In addition to the ordinary button widget, WAI-ARIA supports 2 other types of buttons:
- Toggle button: A two-state button that can be either off (not pressed) or on (pressed). To tell assistive technologies that a button is a toggle button, specify a value for the attribute aria-pressed. For example, a button labelled mute in an audio player could indicate that sound is muted by setting the pressed state true. Important: it is critical the label on a toggle does not change when its state changes. In this example, when the pressed state is true, the label remains "Mute" so a screen reader would say something like "Mute toggle button pressed". Alternatively, if the design were to call for the button label to change from "Mute" to "Unmute," the aria-pressed attribute would not be needed.

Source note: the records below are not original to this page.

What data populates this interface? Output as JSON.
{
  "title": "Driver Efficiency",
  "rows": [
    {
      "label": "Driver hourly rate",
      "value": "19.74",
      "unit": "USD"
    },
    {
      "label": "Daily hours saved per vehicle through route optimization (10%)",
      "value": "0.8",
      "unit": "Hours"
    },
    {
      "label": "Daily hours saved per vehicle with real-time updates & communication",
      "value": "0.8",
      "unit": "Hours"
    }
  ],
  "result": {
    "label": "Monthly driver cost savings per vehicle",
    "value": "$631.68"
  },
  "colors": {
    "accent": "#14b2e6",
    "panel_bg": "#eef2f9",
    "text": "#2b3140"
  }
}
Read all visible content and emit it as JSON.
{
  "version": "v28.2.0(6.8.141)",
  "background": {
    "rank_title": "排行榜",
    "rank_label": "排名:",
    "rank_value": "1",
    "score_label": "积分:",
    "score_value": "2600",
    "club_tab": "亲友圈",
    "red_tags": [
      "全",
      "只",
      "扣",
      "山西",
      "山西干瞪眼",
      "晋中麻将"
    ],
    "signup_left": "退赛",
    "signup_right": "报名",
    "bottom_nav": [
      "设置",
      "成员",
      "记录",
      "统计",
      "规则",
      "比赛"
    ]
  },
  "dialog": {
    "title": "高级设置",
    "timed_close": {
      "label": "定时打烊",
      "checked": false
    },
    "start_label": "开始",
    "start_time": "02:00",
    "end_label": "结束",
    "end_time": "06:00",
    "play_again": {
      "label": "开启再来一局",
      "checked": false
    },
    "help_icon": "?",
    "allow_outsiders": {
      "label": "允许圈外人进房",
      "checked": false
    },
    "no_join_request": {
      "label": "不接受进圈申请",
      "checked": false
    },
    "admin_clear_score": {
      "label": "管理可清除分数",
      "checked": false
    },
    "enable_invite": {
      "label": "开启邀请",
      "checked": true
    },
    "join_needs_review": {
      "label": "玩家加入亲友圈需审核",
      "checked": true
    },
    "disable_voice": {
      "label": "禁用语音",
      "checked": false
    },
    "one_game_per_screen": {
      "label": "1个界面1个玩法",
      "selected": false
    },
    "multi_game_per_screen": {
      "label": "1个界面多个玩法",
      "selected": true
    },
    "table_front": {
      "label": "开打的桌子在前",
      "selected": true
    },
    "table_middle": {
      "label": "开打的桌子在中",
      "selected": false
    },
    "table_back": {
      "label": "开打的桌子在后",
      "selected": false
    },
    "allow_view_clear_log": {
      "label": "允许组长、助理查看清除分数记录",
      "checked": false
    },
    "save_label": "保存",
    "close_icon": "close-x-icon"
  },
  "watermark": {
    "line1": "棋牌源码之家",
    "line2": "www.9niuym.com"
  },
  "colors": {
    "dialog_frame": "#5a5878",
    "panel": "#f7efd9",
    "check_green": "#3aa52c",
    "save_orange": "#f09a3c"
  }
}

- Menu button: as described in the menu button pattern, a button is revealed to assistive technologies as a menu button if it has the property aria-haspopup set to either
The types of actions performed by buttons are distinctly different from the function of a link (see link pattern).
It is important that both the appearance and role of a widget match the function it provides.
Nevertheless, elements occasionally have the visual style of a link but perform the action of a button.
In such cases, giving the element role
button helps assistive technology users understand the function of the element.
However, a better solution is to adjust the visual design so it matches the function and ARIA role.
When the button has focus:
- Space: Activates the button.
- Enter: Activates the button.
Following button activation, focus is set depending on the type of action the button performs. For example:
- If activating the button opens a dialog, the focus moves inside the dialog. (see dialog pattern)
- If activating the button closes a dialog, focus typically returns to the button that opened the dialog unless the function performed in the dialog context logically leads to a different element. For example, activating a cancel button in a dialog returns focus to the button that opened the dialog. However, if the dialog were confirming the action of deleting the page from which it was opened, the focus would logically move to a new context.
- If activating the button does not dismiss the current context, then focus typically remains on the button after activation, e.g., an Apply or Recalculate button.
- If the button action indicates a context change, such as move to next step in a wizard or add another search criteria, then it is often appropriate to move focus to the starting point for that action.
- If the button is activated with a shortcut key, the focus usually remains in the context from which the shortcut key was activated. For example, if Alt + U were assigned to an "Up" button that moves the currently focused item in a list one position higher in the list, pressing Alt + U when the focus is in the list would not move the focus from the list.
WAI-ARIA Roles, States, and Properties
- The button has role of button.
buttonhas an accessible label. By default, the accessible name is computed from any text content inside the button element. However, it can also be provided with aria-labelledby or aria-label.
- If a description of the button's function is present, the button element has aria-describedby set to the ID of the element containing the description.
- When the action associated with a button is unavailable, the button has aria-disabled set to
If the button is a toggle button, it has an aria-pressed state.
When the button is toggled on, the value of this state is
true, and when toggled off, the state is